### [Data for analysis]
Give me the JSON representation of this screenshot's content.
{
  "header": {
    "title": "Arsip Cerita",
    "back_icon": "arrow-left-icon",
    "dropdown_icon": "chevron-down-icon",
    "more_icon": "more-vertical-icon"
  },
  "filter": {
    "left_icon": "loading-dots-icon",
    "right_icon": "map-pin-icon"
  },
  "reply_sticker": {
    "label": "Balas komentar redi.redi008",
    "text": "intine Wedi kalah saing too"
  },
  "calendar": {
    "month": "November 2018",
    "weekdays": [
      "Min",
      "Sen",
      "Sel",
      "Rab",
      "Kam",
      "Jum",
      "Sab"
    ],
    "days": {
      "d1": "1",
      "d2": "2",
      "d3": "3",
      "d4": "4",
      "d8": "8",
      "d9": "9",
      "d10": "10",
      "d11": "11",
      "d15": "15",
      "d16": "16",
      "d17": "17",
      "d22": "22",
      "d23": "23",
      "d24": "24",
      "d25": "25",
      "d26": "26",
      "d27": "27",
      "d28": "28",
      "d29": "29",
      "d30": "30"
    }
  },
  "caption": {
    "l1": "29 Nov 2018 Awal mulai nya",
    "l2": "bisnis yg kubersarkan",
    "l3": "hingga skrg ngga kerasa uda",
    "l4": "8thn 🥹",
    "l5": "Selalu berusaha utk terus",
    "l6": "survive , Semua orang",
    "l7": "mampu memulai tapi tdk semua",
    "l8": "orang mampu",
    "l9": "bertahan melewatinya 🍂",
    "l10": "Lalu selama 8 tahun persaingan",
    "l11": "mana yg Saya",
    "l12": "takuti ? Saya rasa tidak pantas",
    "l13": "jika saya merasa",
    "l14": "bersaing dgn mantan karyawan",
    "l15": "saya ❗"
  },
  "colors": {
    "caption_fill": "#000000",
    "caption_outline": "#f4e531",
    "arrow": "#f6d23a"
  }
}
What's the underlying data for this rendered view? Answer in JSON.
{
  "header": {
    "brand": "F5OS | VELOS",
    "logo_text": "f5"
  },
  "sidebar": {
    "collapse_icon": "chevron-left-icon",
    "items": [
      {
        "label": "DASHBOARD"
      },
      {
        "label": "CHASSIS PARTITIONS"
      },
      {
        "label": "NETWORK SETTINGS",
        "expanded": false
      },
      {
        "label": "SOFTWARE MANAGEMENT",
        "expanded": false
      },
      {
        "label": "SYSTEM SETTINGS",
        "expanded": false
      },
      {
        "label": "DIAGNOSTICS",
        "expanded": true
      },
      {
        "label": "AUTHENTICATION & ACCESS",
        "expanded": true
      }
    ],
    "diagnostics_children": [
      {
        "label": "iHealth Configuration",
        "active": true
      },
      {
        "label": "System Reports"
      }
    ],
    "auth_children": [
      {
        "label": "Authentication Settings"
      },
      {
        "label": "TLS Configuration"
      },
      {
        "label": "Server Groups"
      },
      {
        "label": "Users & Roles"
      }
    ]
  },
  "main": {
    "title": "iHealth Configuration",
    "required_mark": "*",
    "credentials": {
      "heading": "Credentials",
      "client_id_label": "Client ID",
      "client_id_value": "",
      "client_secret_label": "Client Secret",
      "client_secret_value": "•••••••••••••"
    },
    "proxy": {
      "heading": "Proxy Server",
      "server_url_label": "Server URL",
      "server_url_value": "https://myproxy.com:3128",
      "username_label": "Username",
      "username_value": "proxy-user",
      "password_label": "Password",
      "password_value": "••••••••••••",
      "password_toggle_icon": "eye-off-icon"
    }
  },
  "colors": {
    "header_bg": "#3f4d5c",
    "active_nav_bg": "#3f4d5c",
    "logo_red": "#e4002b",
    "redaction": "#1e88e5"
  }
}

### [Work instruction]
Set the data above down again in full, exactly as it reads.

### [Result]
Give me the JSON representation of this screenshot's content.
{
  "header": {
    "title": "Arsip Cerita",
    "back_icon": "arrow-left-icon",
    "dropdown_icon": "chevron-down-icon",
    "more_icon": "more-vertical-icon"
  },
  "filter": {
    "left_icon": "loading-dots-icon",
    "right_icon": "map-pin-icon"
  },
  "reply_sticker": {
    "label": "Balas komentar redi.redi008",
    "text": "intine Wedi kalah saing too"
  },
  "calendar": {
    "month": "November 2018",
    "weekdays": [
      "Min",
      "Sen",
      "Sel",
      "Rab",
      "Kam",
      "Jum",
      "Sab"
    ],
    "days": {
      "d1": "1",
      "d2": "2",
      "d3": "3",
      "d4": "4",
      "d8": "8",
      "d9": "9",
      "d10": "10",
      "d11": "11",
      "d15": "15",
      "d16": "16",
      "d17": "17",
      "d22": "22",
      "d23": "23",
      "d24": "24",
      "d25": "25",
      "d26": "26",
      "d27": "27",
      "d28": "28",
      "d29": "29",
      "d30": "30"
    }
  },
  "caption": {
    "l1": "29 Nov 2018 Awal mulai nya",
    "l2": "bisnis yg kubersarkan",
    "l3": "hingga skrg ngga kerasa uda",
    "l4": "8thn 🥹",
    "l5": "Selalu berusaha utk terus",
    "l6": "survive , Semua orang",
    "l7": "mampu memulai tapi tdk semua",
    "l8": "orang mampu",
    "l9": "bertahan melewatinya 🍂",
    "l10": "Lalu selama 8 tahun persaingan",
    "l11": "mana yg Saya",
    "l12": "takuti ? Saya rasa tidak pantas",
    "l13": "jika saya merasa",
    "l14": "bersaing dgn mantan karyawan",
    "l15": "saya ❗"
  },
  "colors": {
    "caption_fill": "#000000",
    "caption_outline": "#f4e531",
    "arrow": "#f6d23a"
  }
}
What's the underlying data for this rendered view? Answer in JSON.
{
  "header": {
    "brand": "F5OS | VELOS",
    "logo_text": "f5"
  },
  "sidebar": {
    "collapse_icon": "chevron-left-icon",
    "items": [
      {
        "label": "DASHBOARD"
      },
      {
        "label": "CHASSIS PARTITIONS"
      },
      {
        "label": "NETWORK SETTINGS",
        "expanded": false
      },
      {
        "label": "SOFTWARE MANAGEMENT",
        "expanded": false
      },
      {
        "label": "SYSTEM SETTINGS",
        "expanded": false
      },
      {
        "label": "DIAGNOSTICS",
        "expanded": true
      },
      {
        "label": "AUTHENTICATION & ACCESS",
        "expanded": true
      }
    ],
    "diagnostics_children": [
      {
        "label": "iHealth Configuration",
        "active": true
      },
      {
        "label": "System Reports"
      }
    ],
    "auth_children": [
      {
        "label": "Authentication Settings"
      },
      {
        "label": "TLS Configuration"
      },
      {
        "label": "Server Groups"
      },
      {
        "label": "Users & Roles"
      }
    ]
  },
  "main": {
    "title": "iHealth Configuration",
    "required_mark": "*",
    "credentials": {
      "heading": "Credentials",
      "client_id_label": "Client ID",
      "client_id_value": "",
      "client_secret_label": "Client Secret",
      "client_secret_value": "•••••••••••••"
    },
    "proxy": {
      "heading": "Proxy Server",
      "server_url_label": "Server URL",
      "server_url_value": "https://myproxy.com:3128",
      "username_label": "Username",
      "username_value": "proxy-user",
      "password_label": "Password",
      "password_value": "••••••••••••",
      "password_toggle_icon": "eye-off-icon"
    }
  },
  "colors": {
    "header_bg": "#3f4d5c",
    "active_nav_bg": "#3f4d5c",
    "logo_red": "#e4002b",
    "redaction": "#1e88e5"
  }
}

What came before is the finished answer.